REQUIREMENT:
Go through the records and give each one again exactly.

SUPPLIED MATERIAL:
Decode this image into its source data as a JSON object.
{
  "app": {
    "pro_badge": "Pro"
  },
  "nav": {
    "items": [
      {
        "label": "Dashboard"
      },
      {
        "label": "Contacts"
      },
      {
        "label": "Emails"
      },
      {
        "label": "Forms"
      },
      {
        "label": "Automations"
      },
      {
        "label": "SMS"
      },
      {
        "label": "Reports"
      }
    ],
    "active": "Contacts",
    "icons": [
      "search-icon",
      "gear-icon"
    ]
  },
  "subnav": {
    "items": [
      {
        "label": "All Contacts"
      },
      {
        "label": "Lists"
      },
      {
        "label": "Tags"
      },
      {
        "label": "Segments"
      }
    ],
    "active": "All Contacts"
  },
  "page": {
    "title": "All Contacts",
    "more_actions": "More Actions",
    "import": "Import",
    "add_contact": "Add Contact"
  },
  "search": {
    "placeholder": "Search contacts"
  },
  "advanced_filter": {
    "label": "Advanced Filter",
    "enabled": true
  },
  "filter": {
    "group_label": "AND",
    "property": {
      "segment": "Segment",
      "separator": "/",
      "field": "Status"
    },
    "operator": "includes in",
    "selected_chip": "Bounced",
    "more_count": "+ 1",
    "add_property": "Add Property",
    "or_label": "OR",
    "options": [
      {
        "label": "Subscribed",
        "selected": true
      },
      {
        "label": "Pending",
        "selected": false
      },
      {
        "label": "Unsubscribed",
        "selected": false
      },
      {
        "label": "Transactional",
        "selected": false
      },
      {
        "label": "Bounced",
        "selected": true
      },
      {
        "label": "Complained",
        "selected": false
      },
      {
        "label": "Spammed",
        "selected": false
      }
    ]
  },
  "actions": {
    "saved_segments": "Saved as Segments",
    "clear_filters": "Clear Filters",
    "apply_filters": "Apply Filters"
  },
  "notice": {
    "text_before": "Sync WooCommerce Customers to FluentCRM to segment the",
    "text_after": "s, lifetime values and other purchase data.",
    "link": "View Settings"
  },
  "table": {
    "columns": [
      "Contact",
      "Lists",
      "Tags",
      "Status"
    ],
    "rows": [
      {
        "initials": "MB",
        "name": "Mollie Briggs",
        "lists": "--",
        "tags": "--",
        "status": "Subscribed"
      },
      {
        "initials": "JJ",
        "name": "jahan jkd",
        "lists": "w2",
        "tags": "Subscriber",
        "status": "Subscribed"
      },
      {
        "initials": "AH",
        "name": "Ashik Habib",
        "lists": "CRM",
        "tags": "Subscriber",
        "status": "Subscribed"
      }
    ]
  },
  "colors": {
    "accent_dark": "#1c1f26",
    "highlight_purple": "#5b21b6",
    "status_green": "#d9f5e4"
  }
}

ANSWER SPACE:
Decode this image into its source data as a JSON object.
{
  "app": {
    "pro_badge": "Pro"
  },
  "nav": {
    "items": [
      {
        "label": "Dashboard"
      },
      {
        "label": "Contacts"
      },
      {
        "label": "Emails"
      },
      {
        "label": "Forms"
      },
      {
        "label": "Automations"
      },
      {
        "label": "SMS"
      },
      {
        "label": "Reports"
      }
    ],
    "active": "Contacts",
    "icons": [
      "search-icon",
      "gear-icon"
    ]
  },
  "subnav": {
    "items": [
      {
        "label": "All Contacts"
      },
      {
        "label": "Lists"
      },
      {
        "label": "Tags"
      },
      {
        "label": "Segments"
      }
    ],
    "active": "All Contacts"
  },
  "page": {
    "title": "All Contacts",
    "more_actions": "More Actions",
    "import": "Import",
    "add_contact": "Add Contact"
  },
  "search": {
    "placeholder": "Search contacts"
  },
  "advanced_filter": {
    "label": "Advanced Filter",
    "enabled": true
  },
  "filter": {
    "group_label": "AND",
    "property": {
      "segment": "Segment",
      "separator": "/",
      "field": "Status"
    },
    "operator": "includes in",
    "selected_chip": "Bounced",
    "more_count": "+ 1",
    "add_property": "Add Property",
    "or_label": "OR",
    "options": [
      {
        "label": "Subscribed",
        "selected": true
      },
      {
        "label": "Pending",
        "selected": false
      },
      {
        "label": "Unsubscribed",
        "selected": false
      },
      {
        "label": "Transactional",
        "selected": false
      },
      {
        "label": "Bounced",
        "selected": true
      },
      {
        "label": "Complained",
        "selected": false
      },
      {
        "label": "Spammed",
        "selected": false
      }
    ]
  },
  "actions": {
    "saved_segments": "Saved as Segments",
    "clear_filters": "Clear Filters",
    "apply_filters": "Apply Filters"
  },
  "notice": {
    "text_before": "Sync WooCommerce Customers to FluentCRM to segment the",
    "text_after": "s, lifetime values and other purchase data.",
    "link": "View Settings"
  },
  "table": {
    "columns": [
      "Contact",
      "Lists",
      "Tags",
      "Status"
    ],
    "rows": [
      {
        "initials": "MB",
        "name": "Mollie Briggs",
        "lists": "--",
        "tags": "--",
        "status": "Subscribed"
      },
      {
        "initials": "JJ",
        "name": "jahan jkd",
        "lists": "w2",
        "tags": "Subscriber",
        "status": "Subscribed"
      },
      {
        "initials": "AH",
        "name": "Ashik Habib",
        "lists": "CRM",
        "tags": "Subscriber",
        "status": "Subscribed"
      }
    ]
  },
  "colors": {
    "accent_dark": "#1c1f26",
    "highlight_purple": "#5b21b6",
    "status_green": "#d9f5e4"
  }
}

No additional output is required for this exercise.